Maundy Thursday Sermon by The Rev. Jim Stickney

St. Alban’s Church            Maundy Thursday 2022


A while ago I heard a part of an interview with two Jewish comedians who were summarizing the essence of many Jewish celebrations.


So I crafted it in the form of a Japanese haiku!


They tried to kill us — // we escaped — our enemies  // are dead now — let’s eat!


That’s the stark and yet joyful background of the Passover meal Jesus shared with his friends, his students and fellow-travelers, the night before he died. It didn’t take divine foreknowledge for Jesus to perceive that his death was near. His pattern of confronting religious authorities brought their final solution: eliminate him.


They tried to kill us — // we escaped — our enemies  // are dead now — let’s eat!


Someone might ask me, “what does the word “Maundy” mean? It’s a word derived from Latin: Manadatum — which means commandment. But this day’s commandment  is not of the official Ten Commandments. It’s the new mandate of Jesus, impossible to legislate, but essential for authentic Christian life.


This mandate of Jesus is found in the final verses of today’s Gospel reading:


“I give you a new commandment, that you love one another. Just as I have loved you, you also should love one another. By this everyone will know that you are my disciples, if you have love for one another.”

Such a mandate was counter-cultural in the Roman province of Palestine in the first century. It remains counter-cultural in our divided country today, and in a world that seems intent on reverting to a brutal philosophy that “might makes right.” And yet, the way of loving one’s neighbor remains the high challenge for authentic Christians.


They tried to kill us — // we escaped — our enemies  // are dead now — let’s eat!


After more than two years, we seem to be emerging for the worst of the Covid epidemic. Of course, we are taking prudent precautions at this church and in other places as well — masking, distancing, ventilation — to name the most obvious.


As we take stock of what has changed, it seems like the practice of sharing a common cup for Communion will be “on hold” for the foreseeable future. Our parish has taken a page from Protestant churches in using small glasses set in a tray. I would paraphrase the implicit theology this way: one tray, many glasses.


Let’s go a little deeper. During the most rigorous months of the shutdown, we realized

how much we depended on community — this specific community — for mutual spiritual support and basic human fellowship.

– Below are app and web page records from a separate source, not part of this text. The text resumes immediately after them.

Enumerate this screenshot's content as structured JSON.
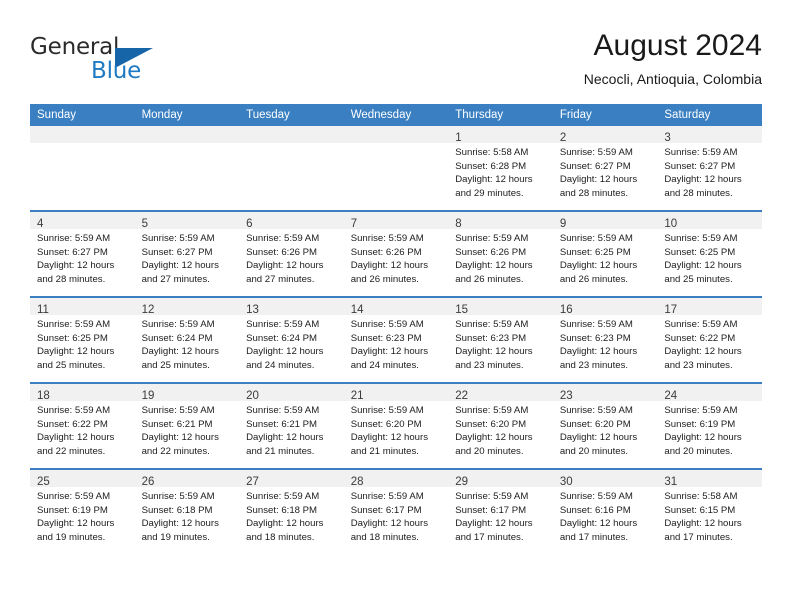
{
  "brand": {
    "name_part1": "General",
    "name_part2": "Blue",
    "logo_icon": "triangle-flag-icon",
    "accent_color": "#1565a8",
    "blue_text_color": "#1f7ac4"
  },
  "header": {
    "title": "August 2024",
    "subtitle": "Necocli, Antioquia, Colombia"
  },
  "theme": {
    "header_row_bg": "#3a7fc1",
    "daynum_band_bg": "#f1f1f1",
    "row_separator": "#3a7fc1",
    "cell_bg": "#ffffff"
  },
  "weekday_headers": [
    "Sunday",
    "Monday",
    "Tuesday",
    "Wednesday",
    "Thursday",
    "Friday",
    "Saturday"
  ],
  "labels": {
    "sunrise_prefix": "Sunrise:",
    "sunset_prefix": "Sunset:",
    "daylight_prefix": "Daylight:"
  },
  "weeks": [
    [
      {
        "empty": true
      },
      {
        "empty": true
      },
      {
        "empty": true
      },
      {
        "empty": true
      },
      {
        "day": "1",
        "sunrise": "Sunrise: 5:58 AM",
        "sunset": "Sunset: 6:28 PM",
        "daylight_l1": "Daylight: 12 hours",
        "daylight_l2": "and 29 minutes."
      },
      {
        "day": "2",
        "sunrise": "Sunrise: 5:59 AM",
        "sunset": "Sunset: 6:27 PM",
        "daylight_l1": "Daylight: 12 hours",
        "daylight_l2": "and 28 minutes."
      },
      {
        "day": "3",
        "sunrise": "Sunrise: 5:59 AM",
        "sunset": "Sunset: 6:27 PM",
        "daylight_l1": "Daylight: 12 hours",
        "daylight_l2": "and 28 minutes."
      }
    ],
    [
      {
        "day": "4",
        "sunrise": "Sunrise: 5:59 AM",
        "sunset": "Sunset: 6:27 PM",
        "daylight_l1": "Daylight: 12 hours",
        "daylight_l2": "and 28 minutes."
      },
      {
        "day": "5",
        "sunrise": "Sunrise: 5:59 AM",
        "sunset": "Sunset: 6:27 PM",
        "daylight_l1": "Daylight: 12 hours",
        "daylight_l2": "and 27 minutes."
      },
      {
        "day": "6",
        "sunrise": "Sunrise: 5:59 AM",
        "sunset": "Sunset: 6:26 PM",
        "daylight_l1": "Daylight: 12 hours",
        "daylight_l2": "and 27 minutes."
      },
      {
        "day": "7",
        "sunrise": "Sunrise: 5:59 AM",
        "sunset": "Sunset: 6:26 PM",
        "daylight_l1": "Daylight: 12 hours",
        "daylight_l2": "and 26 minutes."
      },
      {
        "day": "8",
        "sunrise": "Sunrise: 5:59 AM",
        "sunset": "Sunset: 6:26 PM",
        "daylight_l1": "Daylight: 12 hours",
        "daylight_l2": "and 26 minutes."
      },
      {
        "day": "9",
        "sunrise": "Sunrise: 5:59 AM",
        "sunset": "Sunset: 6:25 PM",
        "daylight_l1": "Daylight: 12 hours",
        "daylight_l2": "and 26 minutes."
      },
      {
        "day": "10",
        "sunrise": "Sunrise: 5:59 AM",
        "sunset": "Sunset: 6:25 PM",
        "daylight_l1": "Daylight: 12 hours",
        "daylight_l2": "and 25 minutes."
      }
    ],
    [
      {
        "day": "11",
        "sunrise": "Sunrise: 5:59 AM",
        "sunset": "Sunset: 6:25 PM",
        "daylight_l1": "Daylight: 12 hours",
        "daylight_l2": "and 25 minutes."
      },
      {
        "day": "12",
        "sunrise": "Sunrise: 5:59 AM",
        "sunset": "Sunset: 6:24 PM",
        "daylight_l1": "Daylight: 12 hours",
        "daylight_l2": "and 25 minutes."
      },
      {
        "day": "13",
        "sunrise": "Sunrise: 5:59 AM",
        "sunset": "Sunset: 6:24 PM",
        "daylight_l1": "Daylight: 12 hours",
        "daylight_l2": "and 24 minutes."
      },
      {
        "day": "14",
        "sunrise": "Sunrise: 5:59 AM",
        "sunset": "Sunset: 6:23 PM",
        "daylight_l1": "Daylight: 12 hours",
        "daylight_l2": "and 24 minutes."
      },
      {
        "day": "15",
        "sunrise": "Sunrise: 5:59 AM",
        "sunset": "Sunset: 6:23 PM",
        "daylight_l1": "Daylight: 12 hours",
        "daylight_l2": "and 23 minutes."
      },
      {
        "day": "16",
        "sunrise": "Sunrise: 5:59 AM",
        "sunset": "Sunset: 6:23 PM",
        "daylight_l1": "Daylight: 12 hours",
        "daylight_l2": "and 23 minutes."
      },
      {
        "day": "17",
        "sunrise": "Sunrise: 5:59 AM",
        "sunset": "Sunset: 6:22 PM",
        "daylight_l1": "Daylight: 12 hours",
        "daylight_l2": "and 23 minutes."
      }
    ],
    [
      {
        "day": "18",
        "sunrise": "Sunrise: 5:59 AM",
        "sunset": "Sunset: 6:22 PM",
        "daylight_l1": "Daylight: 12 hours",
        "daylight_l2": "and 22 minutes."
      },
      {
        "day": "19",
        "sunrise": "Sunrise: 5:59 AM",
        "sunset": "Sunset: 6:21 PM",
        "daylight_l1": "Daylight: 12 hours",
        "daylight_l2": "and 22 minutes."
      },
      {
        "day": "20",
        "sunrise": "Sunrise: 5:59 AM",
        "sunset": "Sunset: 6:21 PM",
        "daylight_l1": "Daylight: 12 hours",
        "daylight_l2": "and 21 minutes."
      },
      {
        "day": "21",
        "sunrise": "Sunrise: 5:59 AM",
        "sunset": "Sunset: 6:20 PM",
        "daylight_l1": "Daylight: 12 hours",
        "daylight_l2": "and 21 minutes."
      },
      {
        "day": "22",
        "sunrise": "Sunrise: 5:59 AM",
        "sunset": "Sunset: 6:20 PM",
        "daylight_l1": "Daylight: 12 hours",
        "daylight_l2": "and 20 minutes."
      },
      {
        "day": "23",
        "sunrise": "Sunrise: 5:59 AM",
        "sunset": "Sunset: 6:20 PM",
        "daylight_l1": "Daylight: 12 hours",
        "daylight_l2": "and 20 minutes."
      },
      {
        "day": "24",
        "sunrise": "Sunrise: 5:59 AM",
        "sunset": "Sunset: 6:19 PM",
        "daylight_l1": "Daylight: 12 hours",
        "daylight_l2": "and 20 minutes."
      }
    ],
    [
      {
        "day": "25",
        "sunrise": "Sunrise: 5:59 AM",
        "sunset": "Sunset: 6:19 PM",
        "daylight_l1": "Daylight: 12 hours",
        "daylight_l2": "and 19 minutes."
      },
      {
        "day": "26",
        "sunrise": "Sunrise: 5:59 AM",
        "sunset": "Sunset: 6:18 PM",
        "daylight_l1": "Daylight: 12 hours",
        "daylight_l2": "and 19 minutes."
      },
      {
        "day": "27",
        "sunrise": "Sunrise: 5:59 AM",
        "sunset": "Sunset: 6:18 PM",
        "daylight_l1": "Daylight: 12 hours",
        "daylight_l2": "and 18 minutes."
      },
      {
        "day": "28",
        "sunrise": "Sunrise: 5:59 AM",
        "sunset": "Sunset: 6:17 PM",
        "daylight_l1": "Daylight: 12 hours",
        "daylight_l2": "and 18 minutes."
      },
      {
        "day": "29",
        "sunrise": "Sunrise: 5:59 AM",
        "sunset": "Sunset: 6:17 PM",
        "daylight_l1": "Daylight: 12 hours",
        "daylight_l2": "and 17 minutes."
      },
      {
        "day": "30",
        "sunrise": "Sunrise: 5:59 AM",
        "sunset": "Sunset: 6:16 PM",
        "daylight_l1": "Daylight: 12 hours",
        "daylight_l2": "and 17 minutes."
      },
      {
        "day": "31",
        "sunrise": "Sunrise: 5:58 AM",
        "sunset": "Sunset: 6:15 PM",
        "daylight_l1": "Daylight: 12 hours",
        "daylight_l2": "and 17 minutes."
      }
    ]
  ]
}
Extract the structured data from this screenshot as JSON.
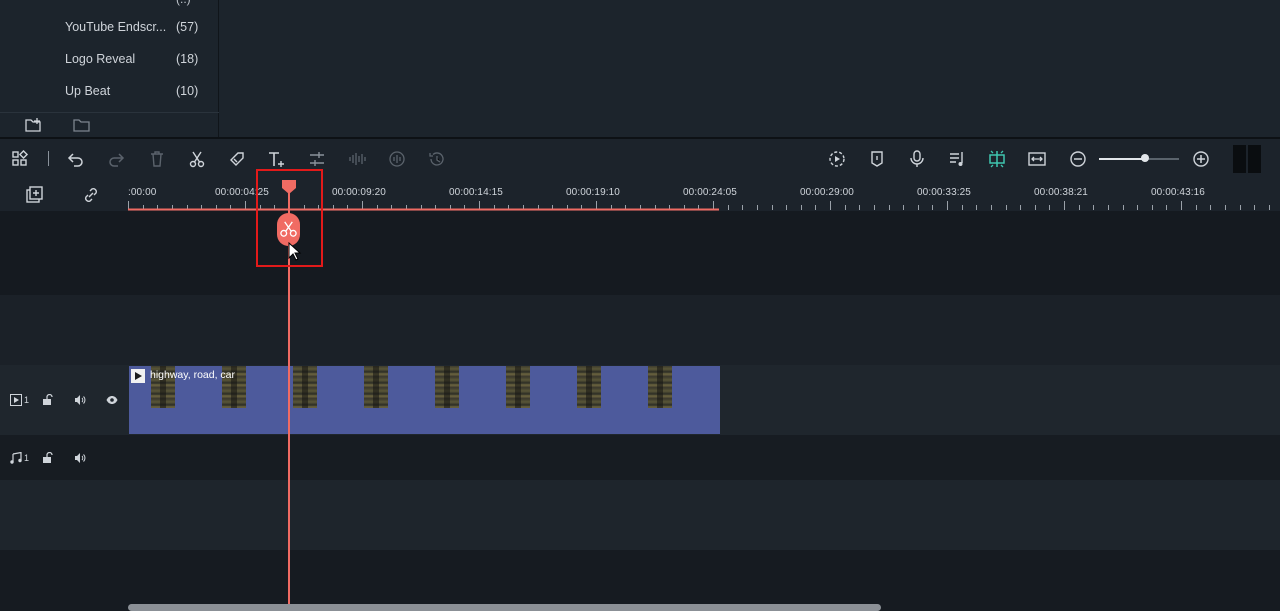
{
  "library": {
    "partial_count": "(..)",
    "items": [
      {
        "name": "YouTube Endscr...",
        "count": "(57)"
      },
      {
        "name": "Logo Reveal",
        "count": "(18)"
      },
      {
        "name": "Up Beat",
        "count": "(10)"
      }
    ]
  },
  "ruler": {
    "timecodes": [
      ":00:00",
      "00:00:04:25",
      "00:00:09:20",
      "00:00:14:15",
      "00:00:19:10",
      "00:00:24:05",
      "00:00:29:00",
      "00:00:33:25",
      "00:00:38:21",
      "00:00:43:16"
    ]
  },
  "tracks": {
    "video_number": "1",
    "audio_number": "1"
  },
  "clip": {
    "title": "highway, road, car"
  },
  "zoom": {
    "level": 0.58
  },
  "colors": {
    "playhead": "#f06b63",
    "highlight": "#e21a1a",
    "clip": "#4d5a9c",
    "active_icon": "#3ec6b0"
  }
}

Zooming in on a screen is better than nothing, but mediated worship can’t give us the fullness of Christian community.


They tried to kill us — // we escaped — our enemies  // are dead now — let’s eat!


So we’re grateful that we once again can gather to share the spiritual food and drink — the blessed bread and wine that presents to us, by faith, Christ’s body and blood. And yet this particular day — Maundy Thursday — includes the ritual washing of feet. This practice is for now another casualty of the Covid epidemic. But I still intend to use the wording found in the Book of Common Prayer — mindful that we are not physically re-enacting the practice Jesus told us to do.


At the Passover meal Jesus shared with his beloved friends (which we call the Last Supper) he could easily foresee his immediate future — he would be handed over to the power of the state. so he gave two signs, two very puzzling signs of how authority would operate among his followers after his departure.


The first puzzling sign the one who leads the best is the one who serves the most. Who’s washing the feet? Who’s the servant of the servants? That’s the leader!


And the second greater puzzling sign: an ancient ritual meal now becomes Christ’s Body and Blood! What did he mean? He gave no theology, no explanation of these symbols. But precisely because he did not explain himself, his followers puzzled over it. I imagine his conversation went something like this:


“Do you remember the night before he died, how he met with us in that upper room,

passing around ordinary bread and wine and calling it his own Body and Blood?” And then, as his bereaved friends re-enacted those most peculiar words and deeds, they found Jesus, present among them again in a spiritual form, as he had been among them physically. The eyes of their minds were opened and they once again perceived the Lord Jesus in the breaking of the bread.


They tried to kill us — // we escaped — our enemies  // are dead now — let’s eat!